Now completely revised and updated, this edition of Beaches of O`ahu offers sixty new color photos of the island's spectacular beaches and coastline by photographer Mike Waggoner, a water safety section, and 22 newly drawn maps locating more than 130 beaches and shoreline parks. The beach descriptions and maps include many of the island's popular surfing sites. All beaches, known and relatively unknown, are listed with their physical characteristics, recreational uses, historic and cultural significance, and any dangers that beach-goers may encounter. Each beach is identified by its official and unofficial, or popular, name (if any) used by residents. When available, the author has added brief histories of beaches as handed down through the native Hawaiian oral tradition and related Hawaiian chants and verses.
John R. K. Clark is deputy fire chief for the City and County of Honolulu. He is the author of The Beaches of Maui County, Beaches of the Big Island, Beaches of Kaua`i and Ni`ihau, Hawai`i's Best Beaches, and Hawai`i Place Names: Shores, Beaches, and Surf Sites (all available from UH Press).
Favorite thing: This is a guardshack at the North Shore of Oahu. On this day the beach was closed due to high surf but these guards must be incredibly strong and skilled to work the pounding surf of the North Shore of Hawaii.
Fondest memory: I was last here in 1988 with my mom and brother. We had a great time and toured the island from the start to the end of our vacation. One of the places where we stopped was Waiahole Beach Park. Located across the water from the beach is Mokolii Island (also known as Chinaman's Hat). Great photo-op and of course my mom loved to pose...lol...she has passed away now, but just going back to that location brought back many great memories.
Fondest memory: There are at least 50 beach parks on the island of O'ahu...so take the time to visit as many of them as possible. From the least crowded beaches on the North shore to the hustle and bustle of Waikiki Beach.
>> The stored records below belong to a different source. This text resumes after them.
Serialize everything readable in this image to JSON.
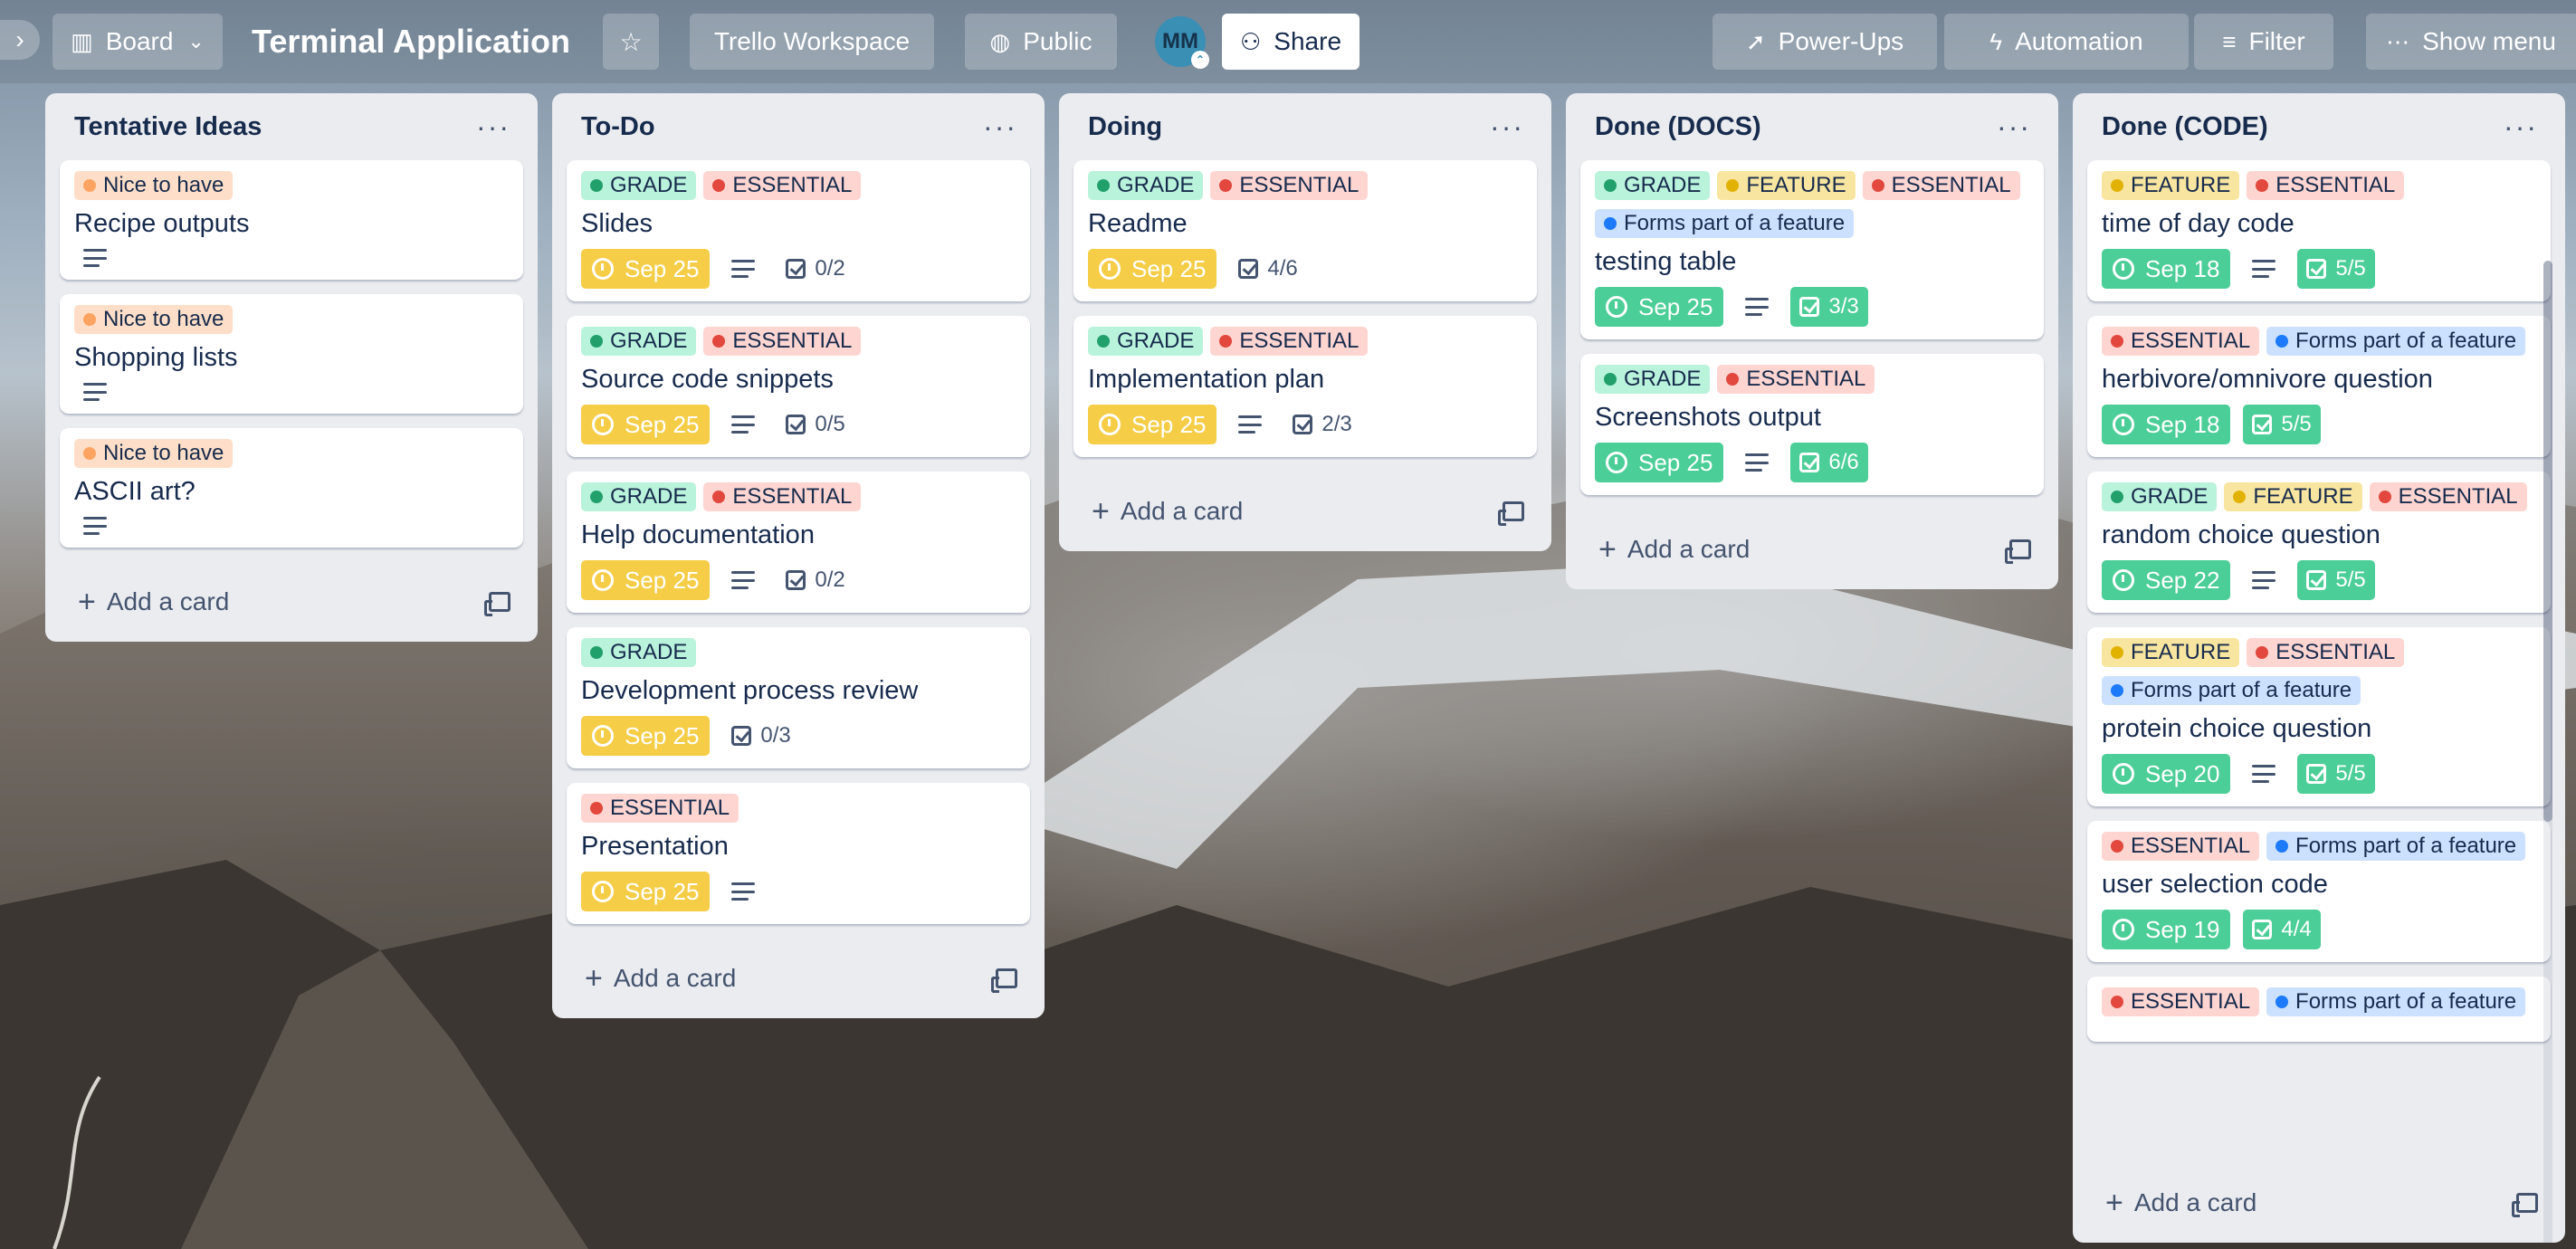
{
  "topbar": {
    "view": "Board",
    "board_title": "Terminal Application",
    "workspace": "Trello Workspace",
    "visibility": "Public",
    "avatar_initials": "MM",
    "share": "Share",
    "powerups": "Power-Ups",
    "automation": "Automation",
    "filter": "Filter",
    "show_menu": "Show menu"
  },
  "add_card": "Add a card",
  "lists": [
    {
      "title": "Tentative Ideas",
      "cards": [
        {
          "labels": [
            {
              "type": "nice",
              "text": "Nice to have"
            }
          ],
          "title": "Recipe outputs",
          "desc": true
        },
        {
          "labels": [
            {
              "type": "nice",
              "text": "Nice to have"
            }
          ],
          "title": "Shopping lists",
          "desc": true
        },
        {
          "labels": [
            {
              "type": "nice",
              "text": "Nice to have"
            }
          ],
          "title": "ASCII art?",
          "desc": true
        }
      ]
    },
    {
      "title": "To-Do",
      "cards": [
        {
          "labels": [
            {
              "type": "grade",
              "text": "GRADE"
            },
            {
              "type": "essential",
              "text": "ESSENTIAL"
            }
          ],
          "title": "Slides",
          "date": "Sep 25",
          "desc": true,
          "check": "0/2"
        },
        {
          "labels": [
            {
              "type": "grade",
              "text": "GRADE"
            },
            {
              "type": "essential",
              "text": "ESSENTIAL"
            }
          ],
          "title": "Source code snippets",
          "date": "Sep 25",
          "desc": true,
          "check": "0/5"
        },
        {
          "labels": [
            {
              "type": "grade",
              "text": "GRADE"
            },
            {
              "type": "essential",
              "text": "ESSENTIAL"
            }
          ],
          "title": "Help documentation",
          "date": "Sep 25",
          "desc": true,
          "check": "0/2"
        },
        {
          "labels": [
            {
              "type": "grade",
              "text": "GRADE"
            }
          ],
          "title": "Development process review",
          "date": "Sep 25",
          "check": "0/3"
        },
        {
          "labels": [
            {
              "type": "essential",
              "text": "ESSENTIAL"
            }
          ],
          "title": "Presentation",
          "date": "Sep 25",
          "desc": true
        }
      ]
    },
    {
      "title": "Doing",
      "cards": [
        {
          "labels": [
            {
              "type": "grade",
              "text": "GRADE"
            },
            {
              "type": "essential",
              "text": "ESSENTIAL"
            }
          ],
          "title": "Readme",
          "date": "Sep 25",
          "check": "4/6"
        },
        {
          "labels": [
            {
              "type": "grade",
              "text": "GRADE"
            },
            {
              "type": "essential",
              "text": "ESSENTIAL"
            }
          ],
          "title": "Implementation plan",
          "date": "Sep 25",
          "desc": true,
          "check": "2/3"
        }
      ]
    },
    {
      "title": "Done (DOCS)",
      "cards": [
        {
          "labels": [
            {
              "type": "grade",
              "text": "GRADE"
            },
            {
              "type": "feature",
              "text": "FEATURE"
            },
            {
              "type": "essential",
              "text": "ESSENTIAL"
            },
            {
              "type": "forms",
              "text": "Forms part of a feature"
            }
          ],
          "title": "testing table",
          "date": "Sep 25",
          "date_done": true,
          "desc": true,
          "check": "3/3",
          "check_done": true
        },
        {
          "labels": [
            {
              "type": "grade",
              "text": "GRADE"
            },
            {
              "type": "essential",
              "text": "ESSENTIAL"
            }
          ],
          "title": "Screenshots output",
          "date": "Sep 25",
          "date_done": true,
          "desc": true,
          "check": "6/6",
          "check_done": true
        }
      ]
    },
    {
      "title": "Done (CODE)",
      "cards": [
        {
          "labels": [
            {
              "type": "feature",
              "text": "FEATURE"
            },
            {
              "type": "essential",
              "text": "ESSENTIAL"
            }
          ],
          "title": "time of day code",
          "date": "Sep 18",
          "date_done": true,
          "desc": true,
          "check": "5/5",
          "check_done": true
        },
        {
          "labels": [
            {
              "type": "essential",
              "text": "ESSENTIAL"
            },
            {
              "type": "forms",
              "text": "Forms part of a feature"
            }
          ],
          "title": "herbivore/omnivore question",
          "date": "Sep 18",
          "date_done": true,
          "check": "5/5",
          "check_done": true
        },
        {
          "labels": [
            {
              "type": "grade",
              "text": "GRADE"
            },
            {
              "type": "feature",
              "text": "FEATURE"
            },
            {
              "type": "essential",
              "text": "ESSENTIAL"
            }
          ],
          "title": "random choice question",
          "date": "Sep 22",
          "date_done": true,
          "desc": true,
          "check": "5/5",
          "check_done": true
        },
        {
          "labels": [
            {
              "type": "feature",
              "text": "FEATURE"
            },
            {
              "type": "essential",
              "text": "ESSENTIAL"
            },
            {
              "type": "forms",
              "text": "Forms part of a feature"
            }
          ],
          "title": "protein choice question",
          "date": "Sep 20",
          "date_done": true,
          "desc": true,
          "check": "5/5",
          "check_done": true
        },
        {
          "labels": [
            {
              "type": "essential",
              "text": "ESSENTIAL"
            },
            {
              "type": "forms",
              "text": "Forms part of a feature"
            }
          ],
          "title": "user selection code",
          "date": "Sep 19",
          "date_done": true,
          "check": "4/4",
          "check_done": true
        },
        {
          "labels": [
            {
              "type": "essential",
              "text": "ESSENTIAL"
            },
            {
              "type": "forms",
              "text": "Forms part of a feature"
            }
          ],
          "title": "",
          "partial": true
        }
      ]
    }
  ]
}
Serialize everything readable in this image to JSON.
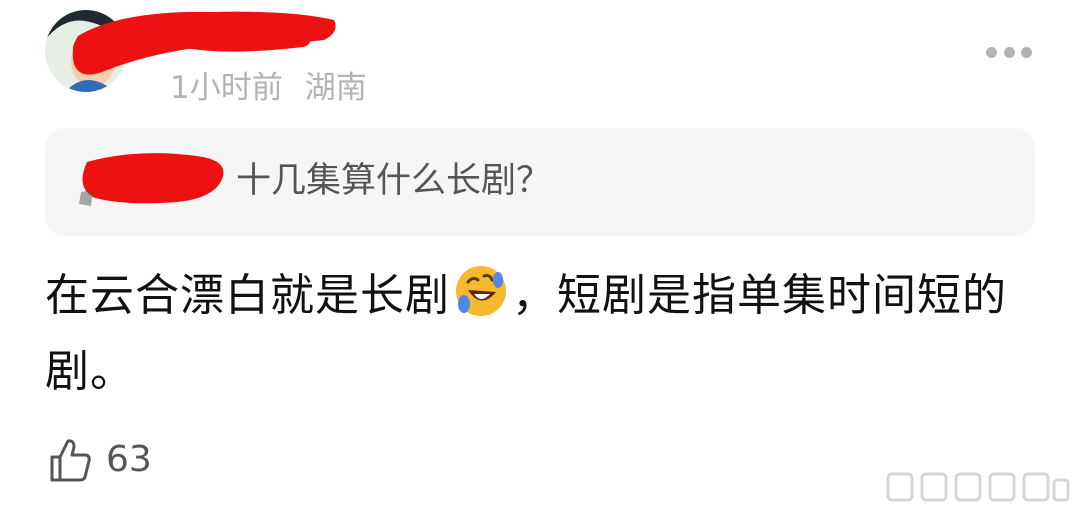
{
  "post": {
    "time": "1小时前",
    "location": "湖南",
    "quoted_reply": "十几集算什么长剧？",
    "content_part1": "在云合漂白就是长剧",
    "content_part2": "，短剧是指单集时间短的剧。",
    "like_count": "63"
  },
  "icons": {
    "more": "more-icon",
    "like": "thumbs-up-icon",
    "emoji": "rolling-laughing-emoji"
  },
  "colors": {
    "meta_text": "#b3b3b3",
    "redaction": "#ee1111",
    "quote_background": "#f6f6f6",
    "emoji_face": "#f5b82e"
  }
}
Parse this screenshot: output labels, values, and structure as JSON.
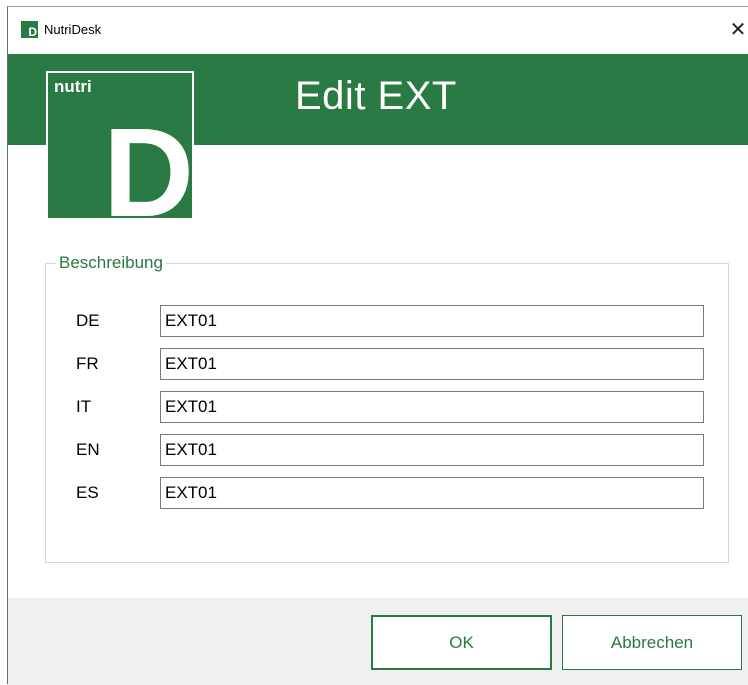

Favorite thing: There are some great hiking trails around the islands, and most offer beautiful views. Ensure you go with someone else, and always keep safety in mind